issue 236 - October 1992
Our opinions depend upon the information we get. Western leaders still believe that a 'free press' undermined public support and lost the Vietnam War for America - they call it the 'Vietnam Syndrome'. The US invasions of Grenada and Panama were dummy runs for a different kind of war - a media war to control information and enlist public support. Desert Storm was the real thing - and it worked. Opinion polls showed 'approval ratings' for the War as high as 90 per cent in North America and Europe. Here are some of the ways it was done.
Military briefings gave the impression that high-tech weapons 'took out' Iraqi hardware in a 'clean, dehumanized War fought between military machines rather than people. Meanwhile on the ground Iraqi soldiers were being massacred.
BUTCHER OF BAGHDAD
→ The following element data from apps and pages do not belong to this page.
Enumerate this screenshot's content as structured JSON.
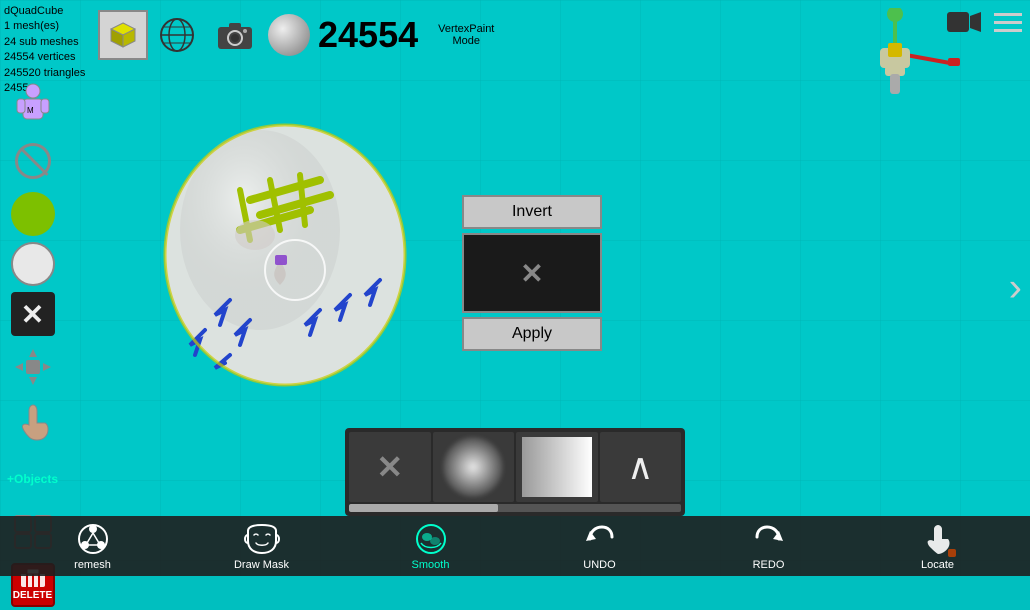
{
  "app": {
    "title": "dQuadCube",
    "mesh_count": "1 mesh(es)",
    "sub_meshes": "24 sub meshes",
    "vertices": "24554 vertices",
    "triangles": "245520 triangles",
    "vertex_id": "24554",
    "vertex_count_display": "24554",
    "vertex_paint_label": "VertexPaint",
    "mode_label": "Mode"
  },
  "popup": {
    "invert_label": "Invert",
    "apply_label": "Apply"
  },
  "bottom_toolbar": {
    "remesh_label": "remesh",
    "draw_mask_label": "Draw Mask",
    "smooth_label": "Smooth",
    "undo_label": "UNDO",
    "redo_label": "REDO",
    "locate_label": "Locate"
  },
  "sidebar": {
    "plus_objects_label": "+Objects",
    "delete_label": "DELETE"
  },
  "palette": {
    "progress_percent": 45,
    "items": [
      {
        "id": "x-brush",
        "type": "x"
      },
      {
        "id": "cloud-brush",
        "type": "cloud"
      },
      {
        "id": "gradient-brush",
        "type": "gradient"
      },
      {
        "id": "chevron-brush",
        "type": "chevron"
      }
    ]
  },
  "icons": {
    "hamburger": "menu-icon",
    "camera_video": "video-camera-icon",
    "camera_photo": "photo-camera-icon",
    "globe": "globe-icon",
    "chevron_right": "chevron-right-icon"
  }
}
The Western media demonized Saddam Hussein and likened him to 'a modern Hitler. But for years, despite the evidence of its human-rights abuses, the Iraqi Government had been sponsored by the West and its Gulf State allies like Saudi Arabia in the war against Iran.
When the Iraqis opened the valves on Kuwaiti oil wells and created an oil slick in the Gulf, pictures of oil-covered birds immediately appeared in the media. But this pollution resulted from earlier incidents - including the bombing of Iraqi tankers by US planes. Both sides were oblivious to environmental concerns.
Western leaders played up the size arid strength of the Iraqi army, claiming that it contained one million men equipped with sophisticated weaponry arid battle-hardened by the war with Iran. What actually confronted Desert Storm was a rag-tag army made up of ill-equipped conscripts who were virtually defenceless against Coalition bombardment.
Military commanders organized a tightly - controlled pool system for selected reporters whose material was censored and then made available to other journalists - who often reported the war from hotels in Saudi Arabia. Very few pictures of the actual fighting ever appeared.
'Precision' bombing and guided 'smart' weapons were said to be able to distinguish between military arid civilian targets arid avoid non-combatant casualties. But only seven per cent of the bombs dropped were 'smart'. Civilian targets were hit regularly and thousands of civilians were killed.
This first appeared in our award-winning magazine - to read more, subscribe from just £7